JACKSON – Change and growth could be the buzz words to describe Jackson Township in 2018. It was a year where the township made progress with its goal to make it a weekend trip destination with the approval of a sports complex and hotel.
Beyond that, the township’s school district, alarmed by stories nation-wide of school shootings, sought to increase security at its 10 schools with a special ballot question that was approved at the polls in November and added six additional security officers.
The township’s bond rating improved late in the year, proving its financial stability. The township’s credit rating was raised to the second-highest possible. Moody’s Investors Services upgraded Jackson from Aa2 to Aal, which notes the agency’s view that Jackson is fiscally responsible. This helps when borrowing money for bonds.
One of the last acts of the governing body was to approve a $6.5 million bond ordinance for a police radio system that will replace the current one. Officials and police department representatives have described the current system as having outlived its usefulness.
Early in the year, an agreement was reached between the NJ Sierra Club and Six Flags Great Adventure over a proposed project that will lead to the creation of the world’s first solar-powered theme park.
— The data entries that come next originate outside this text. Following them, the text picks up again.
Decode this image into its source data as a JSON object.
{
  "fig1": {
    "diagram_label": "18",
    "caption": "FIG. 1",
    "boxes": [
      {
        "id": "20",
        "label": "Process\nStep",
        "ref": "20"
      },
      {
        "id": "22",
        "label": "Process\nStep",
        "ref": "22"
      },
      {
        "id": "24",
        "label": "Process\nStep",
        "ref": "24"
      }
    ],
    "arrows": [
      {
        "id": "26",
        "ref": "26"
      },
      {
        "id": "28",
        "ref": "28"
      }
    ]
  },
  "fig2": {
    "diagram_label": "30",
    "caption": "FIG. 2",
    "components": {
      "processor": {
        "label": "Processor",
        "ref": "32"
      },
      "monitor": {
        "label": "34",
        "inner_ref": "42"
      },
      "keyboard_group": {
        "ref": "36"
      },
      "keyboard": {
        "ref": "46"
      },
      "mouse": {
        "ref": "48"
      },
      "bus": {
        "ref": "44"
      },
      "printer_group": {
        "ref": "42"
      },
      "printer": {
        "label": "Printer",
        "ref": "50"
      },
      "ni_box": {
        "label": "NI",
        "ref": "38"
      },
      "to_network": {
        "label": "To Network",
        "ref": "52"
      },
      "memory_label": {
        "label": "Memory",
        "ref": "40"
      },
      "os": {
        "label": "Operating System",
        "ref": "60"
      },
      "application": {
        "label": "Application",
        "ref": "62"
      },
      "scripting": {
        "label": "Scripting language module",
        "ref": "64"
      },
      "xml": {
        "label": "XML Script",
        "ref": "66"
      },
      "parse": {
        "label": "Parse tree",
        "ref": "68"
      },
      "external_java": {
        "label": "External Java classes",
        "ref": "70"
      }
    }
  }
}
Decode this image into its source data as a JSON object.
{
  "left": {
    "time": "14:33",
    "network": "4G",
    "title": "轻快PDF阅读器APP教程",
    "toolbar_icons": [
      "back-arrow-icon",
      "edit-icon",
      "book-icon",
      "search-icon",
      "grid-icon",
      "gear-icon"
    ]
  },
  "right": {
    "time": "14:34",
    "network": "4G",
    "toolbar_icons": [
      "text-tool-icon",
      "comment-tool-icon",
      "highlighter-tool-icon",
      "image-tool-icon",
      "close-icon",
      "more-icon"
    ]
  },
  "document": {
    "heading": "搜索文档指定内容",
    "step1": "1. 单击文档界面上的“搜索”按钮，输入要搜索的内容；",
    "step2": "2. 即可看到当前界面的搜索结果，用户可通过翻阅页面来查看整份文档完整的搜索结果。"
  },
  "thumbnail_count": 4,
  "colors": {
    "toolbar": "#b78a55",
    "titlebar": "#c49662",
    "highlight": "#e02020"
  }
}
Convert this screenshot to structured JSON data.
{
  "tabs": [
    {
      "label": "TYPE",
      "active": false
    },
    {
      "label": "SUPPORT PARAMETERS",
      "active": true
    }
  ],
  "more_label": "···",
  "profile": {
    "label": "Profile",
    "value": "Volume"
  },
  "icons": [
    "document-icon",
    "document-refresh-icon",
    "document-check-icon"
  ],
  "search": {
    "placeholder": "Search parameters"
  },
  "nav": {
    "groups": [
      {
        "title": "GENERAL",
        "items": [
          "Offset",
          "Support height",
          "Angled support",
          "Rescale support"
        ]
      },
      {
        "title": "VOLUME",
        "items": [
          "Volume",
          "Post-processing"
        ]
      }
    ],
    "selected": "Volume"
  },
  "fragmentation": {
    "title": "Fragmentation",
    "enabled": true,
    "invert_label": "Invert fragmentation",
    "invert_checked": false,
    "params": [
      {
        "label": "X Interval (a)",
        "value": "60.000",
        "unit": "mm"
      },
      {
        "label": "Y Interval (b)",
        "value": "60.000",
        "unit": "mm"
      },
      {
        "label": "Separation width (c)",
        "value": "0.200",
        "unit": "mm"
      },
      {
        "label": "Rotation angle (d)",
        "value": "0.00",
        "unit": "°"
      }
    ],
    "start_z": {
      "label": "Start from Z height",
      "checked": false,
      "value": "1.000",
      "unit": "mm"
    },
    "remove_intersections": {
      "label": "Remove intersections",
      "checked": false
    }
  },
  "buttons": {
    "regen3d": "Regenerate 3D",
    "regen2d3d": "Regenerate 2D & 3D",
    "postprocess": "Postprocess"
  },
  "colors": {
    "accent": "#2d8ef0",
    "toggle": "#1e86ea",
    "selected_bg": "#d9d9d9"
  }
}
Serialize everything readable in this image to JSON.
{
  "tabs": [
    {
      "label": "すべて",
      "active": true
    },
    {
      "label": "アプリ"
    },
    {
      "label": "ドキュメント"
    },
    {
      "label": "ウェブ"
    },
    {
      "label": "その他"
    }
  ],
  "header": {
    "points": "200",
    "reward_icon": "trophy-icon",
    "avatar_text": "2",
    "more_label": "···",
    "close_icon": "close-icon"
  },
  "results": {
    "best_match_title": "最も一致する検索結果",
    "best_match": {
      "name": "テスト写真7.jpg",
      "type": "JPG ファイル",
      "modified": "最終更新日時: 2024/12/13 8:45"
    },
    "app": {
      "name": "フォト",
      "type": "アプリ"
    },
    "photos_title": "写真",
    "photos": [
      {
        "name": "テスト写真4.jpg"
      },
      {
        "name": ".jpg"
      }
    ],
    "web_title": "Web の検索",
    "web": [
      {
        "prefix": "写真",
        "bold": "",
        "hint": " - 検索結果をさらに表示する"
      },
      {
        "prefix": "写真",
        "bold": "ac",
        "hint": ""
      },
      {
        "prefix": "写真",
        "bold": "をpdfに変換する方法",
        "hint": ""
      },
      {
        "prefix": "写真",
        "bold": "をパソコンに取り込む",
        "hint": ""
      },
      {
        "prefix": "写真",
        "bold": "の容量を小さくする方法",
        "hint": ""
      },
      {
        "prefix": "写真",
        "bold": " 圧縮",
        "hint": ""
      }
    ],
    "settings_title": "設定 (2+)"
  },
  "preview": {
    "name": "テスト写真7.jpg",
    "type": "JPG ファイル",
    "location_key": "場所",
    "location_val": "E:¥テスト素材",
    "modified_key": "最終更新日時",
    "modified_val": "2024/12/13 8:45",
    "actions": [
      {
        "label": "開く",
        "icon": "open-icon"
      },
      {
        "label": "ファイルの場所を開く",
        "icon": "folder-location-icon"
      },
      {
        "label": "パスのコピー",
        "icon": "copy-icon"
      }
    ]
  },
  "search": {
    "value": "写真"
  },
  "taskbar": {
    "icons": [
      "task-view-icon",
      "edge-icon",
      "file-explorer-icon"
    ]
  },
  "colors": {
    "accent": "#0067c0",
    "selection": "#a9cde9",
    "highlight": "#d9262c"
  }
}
Six Flags Great Adventure and its partner KDC Solar announced on Jan. 24 that construction would soon start on the project which the New Jersey Sierra Club had originally opposed. The club challenged the park’s initial plans which would have destroyed close to 100 acres of forest including high-quality streams for 22 megawatts of solar power.
A high point for the year for Mayor Michael Reina was the day he spent in Washington DC as part of the president’s meeting of the mayors. President Donald J. Trump’s meeting of mayors was held at the White House and the Eisenhower Executive Building. Reina was one of only 50 mayors from throughout the country who attended the Jan. 24 session. He was the only one from Ocean County. He said the event allowed for community leaders to meet with many representatives of key intergovernmental agencies for the theme of municipal infrastructure.
“It was an honor to be invited to meet the President of the United States in the White House as the mayor of Jackson Township. Just to be one of the mayors selected for consideration in the beginning was a great feeling but actually being there with the president and 50 other mayors was an experience that I will remember for the rest of my life,” Reina said.
For many in the Orthodox Jewish community of the township, the approval of a building plan for the township’s first synagogue represented the growth of those of that faith in the community.
Members of the township planning board unanimously approved the plans for the synagogue during a Feb. 5 meeting. The plan includes the construction of a two-story house of worship with a finished basement, totaling 21,165 square feet. It consists of 3.75 acres located on the westerly side of East Veterans Highway south of Grand Boulevard. The Shul, the word used for an Orthodox Jewish synagogue, will be built on 518 East Veterans Highway and will be known as the Royal Grove Shul. An estimated 500 Orthodox Jewish families currently reside in Jackson.
Some news proved shocking to the community. While the boys of the Holbrook Little League were everybody’s hometown heroes, police said the men managing the team’s finances were villains.
League President Anthony M. Del Vecchio, 63, and league treasurer John M. Lehmann, 55, both residents of Jackson, were charged with second degree Theft and Conspiracy to Commit Theft for the misappropriation of league finances, according to the Ocean County Prosecutor’s Office.
The county’s Economic Crimes Unit began investigating them after receiving an anonymous tip about theft of funds, according to police. What followed was an extensive review of Holbrook’s finances from 2014 until now. It was determined that Del Vecchio and Lehmann, who were the only two who had full control of the money, had converted more than $118,000 of the Holbrook Little League funds to themselves. Additionally, the Economic Crimes Unit reported that Lehmann used the league’s debit card for more than $500 worth of charges inappropriately.
The year closed with changes to the council’s membership and professional staff. Councilwoman Ann M. Updegrave chose not to run for another term on the council. Councilman Scott Martin was defeated at the polls for another term. Township Clerk Ann Marie Eden retired on Dec. 28. Deputy Clerk Janice Kisty was sworn in to serve as the township’s newest clerk during a Dec. 18 council meeting. Business Administrator Helene Schlegel left as and a search is underway for her replacement in the new year.
School Board President Scott Sargent lost his bid for re-election for another three-year term in November’s election. He was defeated by former board member Gustavo “Gus” Acevedo, who will be sworn in during the board’s reorganization meeting in January.
Reina won re-election in the mayoral race over Tracie Yostpile. His council running mates Andrew Kern and Alexander Sauickie, III won their race and all three will be sworn in during a Jan. 2 reorganization meeting.